_What you need to do_. When counting, include every line of the data that holds "face", then state the total alone.

_Materials provided_.
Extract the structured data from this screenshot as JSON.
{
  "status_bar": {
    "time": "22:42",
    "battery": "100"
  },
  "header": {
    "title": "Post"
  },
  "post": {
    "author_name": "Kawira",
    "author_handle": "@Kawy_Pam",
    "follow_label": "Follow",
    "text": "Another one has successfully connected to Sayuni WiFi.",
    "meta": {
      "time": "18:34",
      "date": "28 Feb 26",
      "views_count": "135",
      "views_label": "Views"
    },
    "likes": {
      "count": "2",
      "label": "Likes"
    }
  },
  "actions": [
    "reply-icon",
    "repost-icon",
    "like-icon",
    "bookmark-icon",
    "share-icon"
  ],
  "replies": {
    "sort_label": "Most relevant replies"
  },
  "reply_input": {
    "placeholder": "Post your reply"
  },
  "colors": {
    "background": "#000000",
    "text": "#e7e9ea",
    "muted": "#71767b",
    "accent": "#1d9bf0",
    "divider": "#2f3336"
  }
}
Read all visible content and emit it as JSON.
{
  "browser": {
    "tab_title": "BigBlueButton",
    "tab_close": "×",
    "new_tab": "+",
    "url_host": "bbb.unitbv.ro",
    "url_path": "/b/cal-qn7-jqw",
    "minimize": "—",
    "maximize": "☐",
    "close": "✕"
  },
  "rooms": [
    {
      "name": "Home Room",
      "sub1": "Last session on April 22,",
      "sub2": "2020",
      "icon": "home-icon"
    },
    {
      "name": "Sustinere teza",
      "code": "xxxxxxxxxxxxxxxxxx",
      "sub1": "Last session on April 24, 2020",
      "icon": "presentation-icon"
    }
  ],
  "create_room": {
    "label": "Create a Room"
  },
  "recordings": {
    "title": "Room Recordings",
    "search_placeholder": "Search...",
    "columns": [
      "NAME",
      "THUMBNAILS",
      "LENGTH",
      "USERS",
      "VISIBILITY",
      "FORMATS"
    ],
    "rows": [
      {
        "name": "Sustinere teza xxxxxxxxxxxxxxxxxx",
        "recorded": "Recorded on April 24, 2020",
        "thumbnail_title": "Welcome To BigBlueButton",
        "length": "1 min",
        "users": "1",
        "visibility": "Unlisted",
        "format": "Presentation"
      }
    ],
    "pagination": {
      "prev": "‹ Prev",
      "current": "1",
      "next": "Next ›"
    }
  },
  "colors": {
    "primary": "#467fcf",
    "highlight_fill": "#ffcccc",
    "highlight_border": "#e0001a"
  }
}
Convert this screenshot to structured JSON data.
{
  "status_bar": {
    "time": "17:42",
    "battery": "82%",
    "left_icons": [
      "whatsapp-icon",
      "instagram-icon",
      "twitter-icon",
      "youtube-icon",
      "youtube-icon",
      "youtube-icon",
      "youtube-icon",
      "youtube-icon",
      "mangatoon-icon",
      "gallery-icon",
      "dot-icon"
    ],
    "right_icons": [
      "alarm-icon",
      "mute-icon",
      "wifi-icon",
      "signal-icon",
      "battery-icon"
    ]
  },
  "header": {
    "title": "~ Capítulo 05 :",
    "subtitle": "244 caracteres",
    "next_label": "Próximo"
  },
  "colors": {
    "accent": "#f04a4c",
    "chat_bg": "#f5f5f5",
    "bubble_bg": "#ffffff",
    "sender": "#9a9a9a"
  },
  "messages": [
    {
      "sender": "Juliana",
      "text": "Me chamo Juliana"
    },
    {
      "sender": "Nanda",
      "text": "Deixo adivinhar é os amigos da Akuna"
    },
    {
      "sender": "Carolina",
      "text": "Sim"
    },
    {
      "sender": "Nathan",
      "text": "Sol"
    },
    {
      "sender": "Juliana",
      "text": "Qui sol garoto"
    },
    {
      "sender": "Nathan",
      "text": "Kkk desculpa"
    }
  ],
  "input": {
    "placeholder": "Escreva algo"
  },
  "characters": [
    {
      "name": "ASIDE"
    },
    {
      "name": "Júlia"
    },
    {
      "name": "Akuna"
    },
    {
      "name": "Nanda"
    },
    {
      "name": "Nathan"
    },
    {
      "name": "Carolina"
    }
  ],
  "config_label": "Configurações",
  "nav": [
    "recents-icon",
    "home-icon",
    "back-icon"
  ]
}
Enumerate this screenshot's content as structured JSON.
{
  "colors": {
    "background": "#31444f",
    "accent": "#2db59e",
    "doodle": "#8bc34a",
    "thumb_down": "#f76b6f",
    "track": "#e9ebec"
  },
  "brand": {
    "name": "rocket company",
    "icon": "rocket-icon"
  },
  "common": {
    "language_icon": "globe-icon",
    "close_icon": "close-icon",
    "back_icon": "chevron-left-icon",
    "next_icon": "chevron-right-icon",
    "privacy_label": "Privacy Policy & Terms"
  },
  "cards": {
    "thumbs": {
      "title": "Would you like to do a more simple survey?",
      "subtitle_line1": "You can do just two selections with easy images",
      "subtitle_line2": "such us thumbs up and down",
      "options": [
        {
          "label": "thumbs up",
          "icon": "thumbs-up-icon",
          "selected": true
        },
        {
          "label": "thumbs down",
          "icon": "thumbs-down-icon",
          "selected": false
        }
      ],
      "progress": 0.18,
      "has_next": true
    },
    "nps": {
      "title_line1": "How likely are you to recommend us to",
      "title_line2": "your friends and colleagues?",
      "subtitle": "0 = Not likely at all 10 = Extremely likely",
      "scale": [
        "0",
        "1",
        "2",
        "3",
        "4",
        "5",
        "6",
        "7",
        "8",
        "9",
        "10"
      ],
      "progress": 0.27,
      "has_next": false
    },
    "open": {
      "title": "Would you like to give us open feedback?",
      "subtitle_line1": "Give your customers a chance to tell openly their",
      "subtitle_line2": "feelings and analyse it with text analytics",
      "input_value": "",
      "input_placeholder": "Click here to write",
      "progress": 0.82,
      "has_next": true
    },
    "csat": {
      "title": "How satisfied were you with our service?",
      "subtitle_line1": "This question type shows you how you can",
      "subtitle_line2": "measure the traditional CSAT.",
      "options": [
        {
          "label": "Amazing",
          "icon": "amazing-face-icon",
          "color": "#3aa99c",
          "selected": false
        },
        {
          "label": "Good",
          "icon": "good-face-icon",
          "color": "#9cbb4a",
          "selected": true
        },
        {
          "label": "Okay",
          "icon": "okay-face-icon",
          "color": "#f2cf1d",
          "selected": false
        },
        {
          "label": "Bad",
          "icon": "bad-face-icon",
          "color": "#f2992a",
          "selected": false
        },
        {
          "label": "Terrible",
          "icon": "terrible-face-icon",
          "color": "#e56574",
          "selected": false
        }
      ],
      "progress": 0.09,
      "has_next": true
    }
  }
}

_Reply to the exercise_. 5